[Data for the task]

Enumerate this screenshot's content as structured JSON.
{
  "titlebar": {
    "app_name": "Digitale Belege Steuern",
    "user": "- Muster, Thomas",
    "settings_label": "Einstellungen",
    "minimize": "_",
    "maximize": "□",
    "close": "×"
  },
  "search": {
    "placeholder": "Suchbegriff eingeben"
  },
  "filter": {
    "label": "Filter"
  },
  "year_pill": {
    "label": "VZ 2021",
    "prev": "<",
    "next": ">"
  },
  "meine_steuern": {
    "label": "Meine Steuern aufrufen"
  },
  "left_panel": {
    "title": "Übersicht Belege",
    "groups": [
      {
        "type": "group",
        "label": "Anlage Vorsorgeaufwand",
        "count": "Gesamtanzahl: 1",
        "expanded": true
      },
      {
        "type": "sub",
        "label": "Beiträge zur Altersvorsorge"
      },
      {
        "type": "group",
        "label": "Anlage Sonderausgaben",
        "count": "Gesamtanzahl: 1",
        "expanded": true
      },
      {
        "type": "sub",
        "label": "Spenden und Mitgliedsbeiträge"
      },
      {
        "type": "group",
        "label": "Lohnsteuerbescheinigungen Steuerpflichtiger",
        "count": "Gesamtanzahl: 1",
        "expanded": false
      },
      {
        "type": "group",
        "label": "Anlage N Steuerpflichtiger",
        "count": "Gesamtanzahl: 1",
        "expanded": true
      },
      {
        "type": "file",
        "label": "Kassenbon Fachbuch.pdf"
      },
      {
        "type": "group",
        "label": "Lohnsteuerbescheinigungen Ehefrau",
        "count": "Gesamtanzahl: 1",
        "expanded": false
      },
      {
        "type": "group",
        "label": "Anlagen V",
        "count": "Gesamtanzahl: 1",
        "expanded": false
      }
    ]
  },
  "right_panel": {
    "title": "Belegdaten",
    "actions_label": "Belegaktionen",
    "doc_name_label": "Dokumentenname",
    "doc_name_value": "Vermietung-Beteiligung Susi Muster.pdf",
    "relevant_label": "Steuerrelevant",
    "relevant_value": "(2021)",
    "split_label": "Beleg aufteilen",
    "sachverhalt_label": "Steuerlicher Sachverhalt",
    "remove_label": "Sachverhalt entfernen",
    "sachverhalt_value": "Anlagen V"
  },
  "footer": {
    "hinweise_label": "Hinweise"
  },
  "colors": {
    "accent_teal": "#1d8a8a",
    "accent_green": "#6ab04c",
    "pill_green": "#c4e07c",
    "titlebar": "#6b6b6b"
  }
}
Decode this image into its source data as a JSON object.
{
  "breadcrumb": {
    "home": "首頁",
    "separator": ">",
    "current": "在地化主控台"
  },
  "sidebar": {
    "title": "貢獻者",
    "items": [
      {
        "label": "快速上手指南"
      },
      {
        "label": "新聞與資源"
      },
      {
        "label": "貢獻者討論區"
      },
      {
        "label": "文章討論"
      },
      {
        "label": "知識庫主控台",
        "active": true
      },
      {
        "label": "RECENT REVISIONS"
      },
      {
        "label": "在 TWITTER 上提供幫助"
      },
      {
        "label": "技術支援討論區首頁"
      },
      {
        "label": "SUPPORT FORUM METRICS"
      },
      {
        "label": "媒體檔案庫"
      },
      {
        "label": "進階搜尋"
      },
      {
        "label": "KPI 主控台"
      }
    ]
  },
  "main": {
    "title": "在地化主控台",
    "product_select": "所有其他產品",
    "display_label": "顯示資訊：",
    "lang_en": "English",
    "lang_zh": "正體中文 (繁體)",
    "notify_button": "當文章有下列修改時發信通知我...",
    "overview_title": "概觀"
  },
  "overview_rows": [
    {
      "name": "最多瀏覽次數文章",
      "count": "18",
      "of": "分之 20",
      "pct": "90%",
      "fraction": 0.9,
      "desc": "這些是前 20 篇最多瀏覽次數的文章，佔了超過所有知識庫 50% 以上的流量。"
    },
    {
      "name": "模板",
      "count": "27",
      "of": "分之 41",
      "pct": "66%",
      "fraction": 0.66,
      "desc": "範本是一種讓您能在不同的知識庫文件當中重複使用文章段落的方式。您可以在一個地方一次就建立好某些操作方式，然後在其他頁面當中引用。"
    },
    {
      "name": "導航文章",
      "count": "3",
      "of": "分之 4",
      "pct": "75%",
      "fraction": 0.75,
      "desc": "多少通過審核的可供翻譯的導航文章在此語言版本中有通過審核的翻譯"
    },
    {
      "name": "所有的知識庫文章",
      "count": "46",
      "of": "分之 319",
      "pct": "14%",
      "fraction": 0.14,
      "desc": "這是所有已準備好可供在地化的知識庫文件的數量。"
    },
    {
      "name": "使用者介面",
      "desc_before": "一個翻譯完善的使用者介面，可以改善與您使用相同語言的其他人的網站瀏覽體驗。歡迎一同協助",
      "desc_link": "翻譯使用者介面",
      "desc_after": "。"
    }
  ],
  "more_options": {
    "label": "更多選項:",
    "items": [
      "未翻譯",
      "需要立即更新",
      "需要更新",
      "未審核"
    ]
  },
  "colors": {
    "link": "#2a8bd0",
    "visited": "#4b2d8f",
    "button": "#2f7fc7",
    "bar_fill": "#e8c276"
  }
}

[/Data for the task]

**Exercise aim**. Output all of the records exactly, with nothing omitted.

**Answer for this exercise**.
Enumerate this screenshot's content as structured JSON.
{
  "titlebar": {
    "app_name": "Digitale Belege Steuern",
    "user": "- Muster, Thomas",
    "settings_label": "Einstellungen",
    "minimize": "_",
    "maximize": "□",
    "close": "×"
  },
  "search": {
    "placeholder": "Suchbegriff eingeben"
  },
  "filter": {
    "label": "Filter"
  },
  "year_pill": {
    "label": "VZ 2021",
    "prev": "<",
    "next": ">"
  },
  "meine_steuern": {
    "label": "Meine Steuern aufrufen"
  },
  "left_panel": {
    "title": "Übersicht Belege",
    "groups": [
      {
        "type": "group",
        "label": "Anlage Vorsorgeaufwand",
        "count": "Gesamtanzahl: 1",
        "expanded": true
      },
      {
        "type": "sub",
        "label": "Beiträge zur Altersvorsorge"
      },
      {
        "type": "group",
        "label": "Anlage Sonderausgaben",
        "count": "Gesamtanzahl: 1",
        "expanded": true
      },
      {
        "type": "sub",
        "label": "Spenden und Mitgliedsbeiträge"
      },
      {
        "type": "group",
        "label": "Lohnsteuerbescheinigungen Steuerpflichtiger",
        "count": "Gesamtanzahl: 1",
        "expanded": false
      },
      {
        "type": "group",
        "label": "Anlage N Steuerpflichtiger",
        "count": "Gesamtanzahl: 1",
        "expanded": true
      },
      {
        "type": "file",
        "label": "Kassenbon Fachbuch.pdf"
      },
      {
        "type": "group",
        "label": "Lohnsteuerbescheinigungen Ehefrau",
        "count": "Gesamtanzahl: 1",
        "expanded": false
      },
      {
        "type": "group",
        "label": "Anlagen V",
        "count": "Gesamtanzahl: 1",
        "expanded": false
      }
    ]
  },
  "right_panel": {
    "title": "Belegdaten",
    "actions_label": "Belegaktionen",
    "doc_name_label": "Dokumentenname",
    "doc_name_value": "Vermietung-Beteiligung Susi Muster.pdf",
    "relevant_label": "Steuerrelevant",
    "relevant_value": "(2021)",
    "split_label": "Beleg aufteilen",
    "sachverhalt_label": "Steuerlicher Sachverhalt",
    "remove_label": "Sachverhalt entfernen",
    "sachverhalt_value": "Anlagen V"
  },
  "footer": {
    "hinweise_label": "Hinweise"
  },
  "colors": {
    "accent_teal": "#1d8a8a",
    "accent_green": "#6ab04c",
    "pill_green": "#c4e07c",
    "titlebar": "#6b6b6b"
  }
}
Decode this image into its source data as a JSON object.
{
  "breadcrumb": {
    "home": "首頁",
    "separator": ">",
    "current": "在地化主控台"
  },
  "sidebar": {
    "title": "貢獻者",
    "items": [
      {
        "label": "快速上手指南"
      },
      {
        "label": "新聞與資源"
      },
      {
        "label": "貢獻者討論區"
      },
      {
        "label": "文章討論"
      },
      {
        "label": "知識庫主控台",
        "active": true
      },
      {
        "label": "RECENT REVISIONS"
      },
      {
        "label": "在 TWITTER 上提供幫助"
      },
      {
        "label": "技術支援討論區首頁"
      },
      {
        "label": "SUPPORT FORUM METRICS"
      },
      {
        "label": "媒體檔案庫"
      },
      {
        "label": "進階搜尋"
      },
      {
        "label": "KPI 主控台"
      }
    ]
  },
  "main": {
    "title": "在地化主控台",
    "product_select": "所有其他產品",
    "display_label": "顯示資訊：",
    "lang_en": "English",
    "lang_zh": "正體中文 (繁體)",
    "notify_button": "當文章有下列修改時發信通知我...",
    "overview_title": "概觀"
  },
  "overview_rows": [
    {
      "name": "最多瀏覽次數文章",
      "count": "18",
      "of": "分之 20",
      "pct": "90%",
      "fraction": 0.9,
      "desc": "這些是前 20 篇最多瀏覽次數的文章，佔了超過所有知識庫 50% 以上的流量。"
    },
    {
      "name": "模板",
      "count": "27",
      "of": "分之 41",
      "pct": "66%",
      "fraction": 0.66,
      "desc": "範本是一種讓您能在不同的知識庫文件當中重複使用文章段落的方式。您可以在一個地方一次就建立好某些操作方式，然後在其他頁面當中引用。"
    },
    {
      "name": "導航文章",
      "count": "3",
      "of": "分之 4",
      "pct": "75%",
      "fraction": 0.75,
      "desc": "多少通過審核的可供翻譯的導航文章在此語言版本中有通過審核的翻譯"
    },
    {
      "name": "所有的知識庫文章",
      "count": "46",
      "of": "分之 319",
      "pct": "14%",
      "fraction": 0.14,
      "desc": "這是所有已準備好可供在地化的知識庫文件的數量。"
    },
    {
      "name": "使用者介面",
      "desc_before": "一個翻譯完善的使用者介面，可以改善與您使用相同語言的其他人的網站瀏覽體驗。歡迎一同協助",
      "desc_link": "翻譯使用者介面",
      "desc_after": "。"
    }
  ],
  "more_options": {
    "label": "更多選項:",
    "items": [
      "未翻譯",
      "需要立即更新",
      "需要更新",
      "未審核"
    ]
  },
  "colors": {
    "link": "#2a8bd0",
    "visited": "#4b2d8f",
    "button": "#2f7fc7",
    "bar_fill": "#e8c276"
  }
}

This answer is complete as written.